**What you should do:** Using the word "icon" as the filter, copy each matching line from the records.

**Records excerpted from a collection:**
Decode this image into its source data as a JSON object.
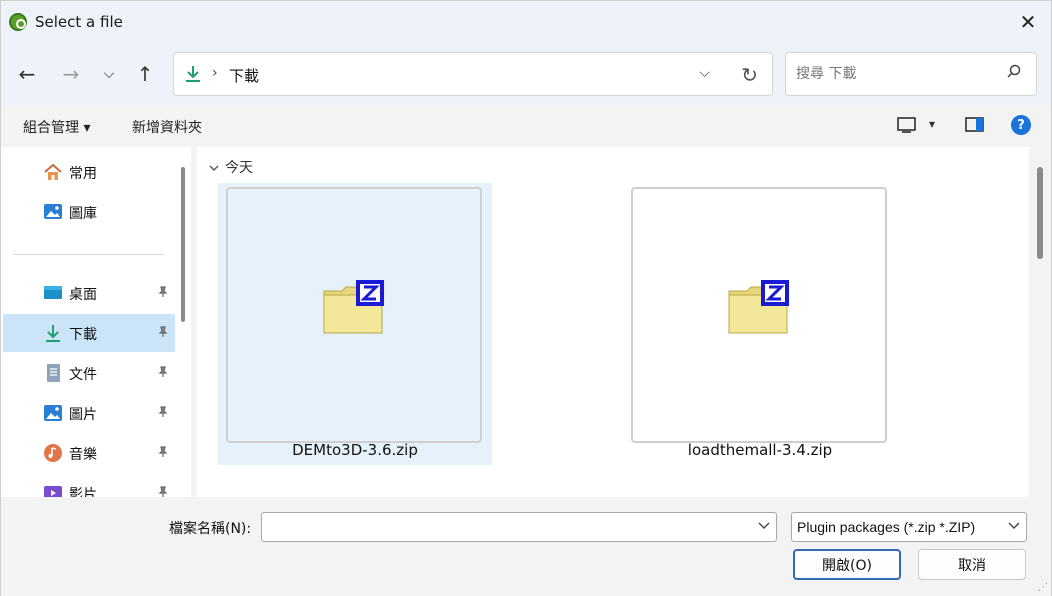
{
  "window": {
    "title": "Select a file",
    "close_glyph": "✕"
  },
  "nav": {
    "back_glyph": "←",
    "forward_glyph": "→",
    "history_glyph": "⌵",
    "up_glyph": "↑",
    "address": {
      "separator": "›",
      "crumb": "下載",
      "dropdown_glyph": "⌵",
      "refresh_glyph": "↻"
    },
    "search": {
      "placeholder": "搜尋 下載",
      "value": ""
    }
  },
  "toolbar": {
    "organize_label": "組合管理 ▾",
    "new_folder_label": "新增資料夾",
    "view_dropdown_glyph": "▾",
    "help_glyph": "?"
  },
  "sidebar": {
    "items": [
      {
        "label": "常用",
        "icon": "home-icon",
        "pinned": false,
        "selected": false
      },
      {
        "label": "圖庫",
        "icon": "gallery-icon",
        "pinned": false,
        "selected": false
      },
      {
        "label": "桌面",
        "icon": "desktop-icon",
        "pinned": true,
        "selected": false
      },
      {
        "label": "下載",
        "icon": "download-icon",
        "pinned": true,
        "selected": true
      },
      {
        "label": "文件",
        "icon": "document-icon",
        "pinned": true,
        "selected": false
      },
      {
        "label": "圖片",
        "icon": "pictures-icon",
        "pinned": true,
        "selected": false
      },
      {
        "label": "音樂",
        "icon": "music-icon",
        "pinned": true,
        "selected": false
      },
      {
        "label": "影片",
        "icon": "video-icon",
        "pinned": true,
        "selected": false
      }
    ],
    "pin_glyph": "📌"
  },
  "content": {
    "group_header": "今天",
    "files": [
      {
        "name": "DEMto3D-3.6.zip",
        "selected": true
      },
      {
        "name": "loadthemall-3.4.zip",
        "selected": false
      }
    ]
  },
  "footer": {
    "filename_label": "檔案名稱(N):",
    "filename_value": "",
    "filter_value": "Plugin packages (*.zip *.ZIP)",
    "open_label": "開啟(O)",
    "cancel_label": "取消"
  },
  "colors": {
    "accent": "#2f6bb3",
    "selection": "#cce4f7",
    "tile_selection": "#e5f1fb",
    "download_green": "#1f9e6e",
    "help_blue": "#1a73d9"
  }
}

**Solution:**
        "icon": "home-icon",
        "icon": "gallery-icon",
        "icon": "desktop-icon",
        "icon": "download-icon",
        "icon": "document-icon",
        "icon": "pictures-icon",
        "icon": "music-icon",
        "icon": "video-icon",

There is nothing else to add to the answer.